* **Task description**
An exact, complete copy of the data that follows is needed.

[Data excerpts]
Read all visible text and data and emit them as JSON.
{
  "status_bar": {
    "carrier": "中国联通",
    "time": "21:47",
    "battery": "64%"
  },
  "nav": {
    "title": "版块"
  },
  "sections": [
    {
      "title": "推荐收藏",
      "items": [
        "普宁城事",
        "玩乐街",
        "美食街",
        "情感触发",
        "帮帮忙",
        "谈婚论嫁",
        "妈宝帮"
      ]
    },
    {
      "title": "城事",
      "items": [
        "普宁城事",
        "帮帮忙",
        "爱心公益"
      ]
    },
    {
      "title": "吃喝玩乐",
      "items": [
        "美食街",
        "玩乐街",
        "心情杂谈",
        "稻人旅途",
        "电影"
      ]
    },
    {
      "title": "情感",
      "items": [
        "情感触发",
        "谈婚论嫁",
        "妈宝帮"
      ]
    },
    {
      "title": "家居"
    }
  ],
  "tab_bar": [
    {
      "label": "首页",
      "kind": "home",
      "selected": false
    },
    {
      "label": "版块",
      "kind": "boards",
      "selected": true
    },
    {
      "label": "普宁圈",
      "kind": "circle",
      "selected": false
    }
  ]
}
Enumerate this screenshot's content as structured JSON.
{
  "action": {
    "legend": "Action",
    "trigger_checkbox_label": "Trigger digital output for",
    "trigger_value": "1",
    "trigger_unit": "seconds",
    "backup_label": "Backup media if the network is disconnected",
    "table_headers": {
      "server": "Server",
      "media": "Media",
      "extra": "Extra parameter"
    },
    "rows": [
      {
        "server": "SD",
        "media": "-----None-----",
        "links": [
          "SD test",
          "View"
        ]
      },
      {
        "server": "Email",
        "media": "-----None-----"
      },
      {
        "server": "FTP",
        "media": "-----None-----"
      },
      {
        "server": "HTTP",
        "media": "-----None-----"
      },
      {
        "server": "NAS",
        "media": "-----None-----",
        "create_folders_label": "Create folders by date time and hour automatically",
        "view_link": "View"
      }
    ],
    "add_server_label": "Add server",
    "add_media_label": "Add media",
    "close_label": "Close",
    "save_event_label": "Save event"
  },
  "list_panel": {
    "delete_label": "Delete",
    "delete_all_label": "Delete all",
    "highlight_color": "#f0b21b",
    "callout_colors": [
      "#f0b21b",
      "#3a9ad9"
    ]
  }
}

* **Exercise result**
Read all visible text and data and emit them as JSON.
{
  "status_bar": {
    "carrier": "中国联通",
    "time": "21:47",
    "battery": "64%"
  },
  "nav": {
    "title": "版块"
  },
  "sections": [
    {
      "title": "推荐收藏",
      "items": [
        "普宁城事",
        "玩乐街",
        "美食街",
        "情感触发",
        "帮帮忙",
        "谈婚论嫁",
        "妈宝帮"
      ]
    },
    {
      "title": "城事",
      "items": [
        "普宁城事",
        "帮帮忙",
        "爱心公益"
      ]
    },
    {
      "title": "吃喝玩乐",
      "items": [
        "美食街",
        "玩乐街",
        "心情杂谈",
        "稻人旅途",
        "电影"
      ]
    },
    {
      "title": "情感",
      "items": [
        "情感触发",
        "谈婚论嫁",
        "妈宝帮"
      ]
    },
    {
      "title": "家居"
    }
  ],
  "tab_bar": [
    {
      "label": "首页",
      "kind": "home",
      "selected": false
    },
    {
      "label": "版块",
      "kind": "boards",
      "selected": true
    },
    {
      "label": "普宁圈",
      "kind": "circle",
      "selected": false
    }
  ]
}
Enumerate this screenshot's content as structured JSON.
{
  "action": {
    "legend": "Action",
    "trigger_checkbox_label": "Trigger digital output for",
    "trigger_value": "1",
    "trigger_unit": "seconds",
    "backup_label": "Backup media if the network is disconnected",
    "table_headers": {
      "server": "Server",
      "media": "Media",
      "extra": "Extra parameter"
    },
    "rows": [
      {
        "server": "SD",
        "media": "-----None-----",
        "links": [
          "SD test",
          "View"
        ]
      },
      {
        "server": "Email",
        "media": "-----None-----"
      },
      {
        "server": "FTP",
        "media": "-----None-----"
      },
      {
        "server": "HTTP",
        "media": "-----None-----"
      },
      {
        "server": "NAS",
        "media": "-----None-----",
        "create_folders_label": "Create folders by date time and hour automatically",
        "view_link": "View"
      }
    ],
    "add_server_label": "Add server",
    "add_media_label": "Add media",
    "close_label": "Close",
    "save_event_label": "Save event"
  },
  "list_panel": {
    "delete_label": "Delete",
    "delete_all_label": "Delete all",
    "highlight_color": "#f0b21b",
    "callout_colors": [
      "#f0b21b",
      "#3a9ad9"
    ]
  }
}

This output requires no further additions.